Tying an impossible knot
Calling something a Gordian knot is to say it’s an unsolvable problem. It comes from a story of Alexander the Great, who encountered the famous knot near Turkey.
The person who untied the impossible knot was prophesied to conquer all Asia.
Alexander, trying for a while, got fed up and cut the knot with his sword. He used his army to conquer parts of Asia instead.
But this was just a bit of rope. What would a true impossible knot look like?
Well, scientists partnered around the world are tying them and they’re much too small to cut with a sword.
An atom is a single particle from one of the periodic table’s elements. Multiple atoms can join to form molecules. Molecules make up the world around us.
Even if two molecules have the same atoms, the way they’re arranged can vastly change their properties.
In fact, the structure of molecules with the same atoms is so important it has its own discipline.
Chemical topology studies how molecules can be twisted, stretched and deformed without breaking them.
Life is a knotty thing
Chemistry Professor George Koutsantonis at the University of Western Australia explains why topology has researchers all tied up.
“People are interested in complex topologies because you are one. Human beings evolved from primordial soup into complex architectures, and we want to try and explain that.”
Knots are vital for DNA, where they compact and store the DNA until proteins unwind it to create messages or new cells.
Certain molecules always appear to have a left or right-handedness to their knots.
Amino acids are always left-handed, sugars and DNA are right-handed. Why every living cell on Earth needs to tie its knots a certain way is an ongoing mystery.
Which brings us to tying a knot. The best way to learn how molecular knots behave is to tie them.
It starts with some metal atoms.
“Up until 60 years ago, researchers were focusing on biological chemistry. Then it became apparent that biological systems use metal ions, like your brain neurons need sodium and potassium ions,” says George.
Metals make the core of a molecular knot. Iron or zinc atoms attract oppositely charged carbon molecules called ligands.
These ligands need to be created specifically for the knot.

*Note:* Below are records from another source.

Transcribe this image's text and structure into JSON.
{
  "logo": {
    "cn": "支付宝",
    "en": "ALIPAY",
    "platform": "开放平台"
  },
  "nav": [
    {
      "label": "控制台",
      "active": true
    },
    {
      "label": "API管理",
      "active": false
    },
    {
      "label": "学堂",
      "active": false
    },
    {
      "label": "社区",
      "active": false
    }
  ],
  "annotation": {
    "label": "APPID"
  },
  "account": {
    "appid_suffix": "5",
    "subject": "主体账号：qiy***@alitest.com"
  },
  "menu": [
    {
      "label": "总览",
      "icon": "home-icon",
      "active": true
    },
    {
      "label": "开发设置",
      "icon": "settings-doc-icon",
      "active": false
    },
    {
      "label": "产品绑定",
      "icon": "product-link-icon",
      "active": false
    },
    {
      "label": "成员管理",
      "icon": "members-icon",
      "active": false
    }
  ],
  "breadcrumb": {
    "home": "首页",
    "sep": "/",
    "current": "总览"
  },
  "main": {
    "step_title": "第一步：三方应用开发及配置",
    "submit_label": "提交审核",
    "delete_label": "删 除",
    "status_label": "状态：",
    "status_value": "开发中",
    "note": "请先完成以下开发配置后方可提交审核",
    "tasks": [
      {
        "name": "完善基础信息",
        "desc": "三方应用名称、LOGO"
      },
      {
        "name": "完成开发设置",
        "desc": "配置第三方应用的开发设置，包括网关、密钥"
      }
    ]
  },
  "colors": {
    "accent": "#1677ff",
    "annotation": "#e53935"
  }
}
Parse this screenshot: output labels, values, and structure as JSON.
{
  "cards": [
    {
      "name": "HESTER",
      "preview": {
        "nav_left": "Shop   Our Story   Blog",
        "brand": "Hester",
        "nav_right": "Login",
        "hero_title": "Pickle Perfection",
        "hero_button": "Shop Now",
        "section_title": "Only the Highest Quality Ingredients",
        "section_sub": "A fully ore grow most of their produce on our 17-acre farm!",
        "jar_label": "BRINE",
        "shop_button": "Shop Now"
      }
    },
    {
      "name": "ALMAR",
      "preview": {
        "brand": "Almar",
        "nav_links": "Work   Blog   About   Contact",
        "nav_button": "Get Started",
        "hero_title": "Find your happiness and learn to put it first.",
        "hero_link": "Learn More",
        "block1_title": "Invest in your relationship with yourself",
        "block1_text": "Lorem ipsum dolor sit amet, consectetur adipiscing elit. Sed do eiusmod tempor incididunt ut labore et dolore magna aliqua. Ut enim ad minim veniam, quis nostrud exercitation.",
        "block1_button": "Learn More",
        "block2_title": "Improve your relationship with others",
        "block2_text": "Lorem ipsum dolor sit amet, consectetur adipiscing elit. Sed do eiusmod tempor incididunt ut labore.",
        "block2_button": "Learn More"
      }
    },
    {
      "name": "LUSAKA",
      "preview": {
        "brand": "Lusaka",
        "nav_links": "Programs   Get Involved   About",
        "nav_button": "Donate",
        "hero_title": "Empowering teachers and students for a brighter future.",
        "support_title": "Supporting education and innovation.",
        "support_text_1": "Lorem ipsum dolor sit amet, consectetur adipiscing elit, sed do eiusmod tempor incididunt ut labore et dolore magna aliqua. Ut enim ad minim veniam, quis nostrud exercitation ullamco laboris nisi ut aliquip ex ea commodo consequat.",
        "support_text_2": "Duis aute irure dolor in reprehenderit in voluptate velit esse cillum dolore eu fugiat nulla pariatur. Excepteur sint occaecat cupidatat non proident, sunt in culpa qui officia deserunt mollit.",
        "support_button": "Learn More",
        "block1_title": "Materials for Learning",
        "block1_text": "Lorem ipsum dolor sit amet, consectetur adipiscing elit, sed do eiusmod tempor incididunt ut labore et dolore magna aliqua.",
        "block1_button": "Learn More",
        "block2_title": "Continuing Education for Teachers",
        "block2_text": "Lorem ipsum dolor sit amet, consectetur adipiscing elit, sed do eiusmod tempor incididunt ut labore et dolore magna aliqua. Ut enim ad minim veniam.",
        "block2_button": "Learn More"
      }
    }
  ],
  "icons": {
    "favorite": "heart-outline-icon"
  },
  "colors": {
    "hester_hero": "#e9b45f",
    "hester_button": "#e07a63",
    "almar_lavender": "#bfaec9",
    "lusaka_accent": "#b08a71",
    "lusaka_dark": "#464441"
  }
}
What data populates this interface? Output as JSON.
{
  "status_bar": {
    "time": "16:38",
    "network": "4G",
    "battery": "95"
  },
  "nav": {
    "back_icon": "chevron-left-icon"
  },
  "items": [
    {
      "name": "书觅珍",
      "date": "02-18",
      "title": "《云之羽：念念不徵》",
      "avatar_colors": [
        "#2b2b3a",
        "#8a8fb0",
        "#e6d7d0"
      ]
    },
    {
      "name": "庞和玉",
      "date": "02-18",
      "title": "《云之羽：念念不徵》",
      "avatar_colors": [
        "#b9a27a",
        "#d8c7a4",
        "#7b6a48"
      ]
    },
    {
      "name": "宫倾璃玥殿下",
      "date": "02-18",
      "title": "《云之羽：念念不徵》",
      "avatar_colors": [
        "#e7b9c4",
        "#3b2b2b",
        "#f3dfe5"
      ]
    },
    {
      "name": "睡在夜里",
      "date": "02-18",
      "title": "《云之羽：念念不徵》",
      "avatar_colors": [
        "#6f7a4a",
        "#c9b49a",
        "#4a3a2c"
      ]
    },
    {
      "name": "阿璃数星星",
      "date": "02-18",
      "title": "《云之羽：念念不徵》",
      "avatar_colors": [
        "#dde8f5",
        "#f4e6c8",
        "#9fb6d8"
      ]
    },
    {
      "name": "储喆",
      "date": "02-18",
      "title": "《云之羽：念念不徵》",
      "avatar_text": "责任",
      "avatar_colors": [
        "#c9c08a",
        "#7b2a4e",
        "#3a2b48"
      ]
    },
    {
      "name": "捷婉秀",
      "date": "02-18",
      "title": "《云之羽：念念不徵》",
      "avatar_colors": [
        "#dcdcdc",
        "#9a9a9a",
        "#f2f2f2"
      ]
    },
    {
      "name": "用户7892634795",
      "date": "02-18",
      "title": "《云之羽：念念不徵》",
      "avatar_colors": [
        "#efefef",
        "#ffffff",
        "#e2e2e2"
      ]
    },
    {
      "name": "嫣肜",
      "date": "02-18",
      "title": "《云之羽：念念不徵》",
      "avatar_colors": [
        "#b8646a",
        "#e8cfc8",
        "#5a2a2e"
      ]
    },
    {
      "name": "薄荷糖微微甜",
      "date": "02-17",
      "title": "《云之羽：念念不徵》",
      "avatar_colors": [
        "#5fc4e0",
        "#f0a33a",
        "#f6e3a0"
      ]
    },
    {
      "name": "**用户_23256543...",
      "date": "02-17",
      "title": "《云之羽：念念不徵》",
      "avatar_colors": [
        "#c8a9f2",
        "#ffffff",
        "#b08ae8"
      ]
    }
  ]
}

For a seven-fold knot, they need three attachment points for metals. They also need to be flexible enough to weave but strong enough to stay together.
These ligands are woven through each other, then tied up using a process called olefin metathesis, which won the 2005 Nobel Prize in Chemistry.
Tying things up
If tying this knot sounds tricky, imagine doing it blindfolded.
Researchers can only add different chemicals during each step and can’t check these knots until the end.
They use chromatography to view the finished product. This figures out what chemicals are made of by measuring the light they absorb.
“We can use these knots to get a better understanding of how biological systems form, but also for building new materials. We don’t just want to understand these interactions, we want to make new things with them,” says George.
These knots could be used to make new organic materials, like new proteins and new chemical reactions for industrial chemistry.
While none of the scientists are going on to conquer Asia, they are trying to build more complex knots.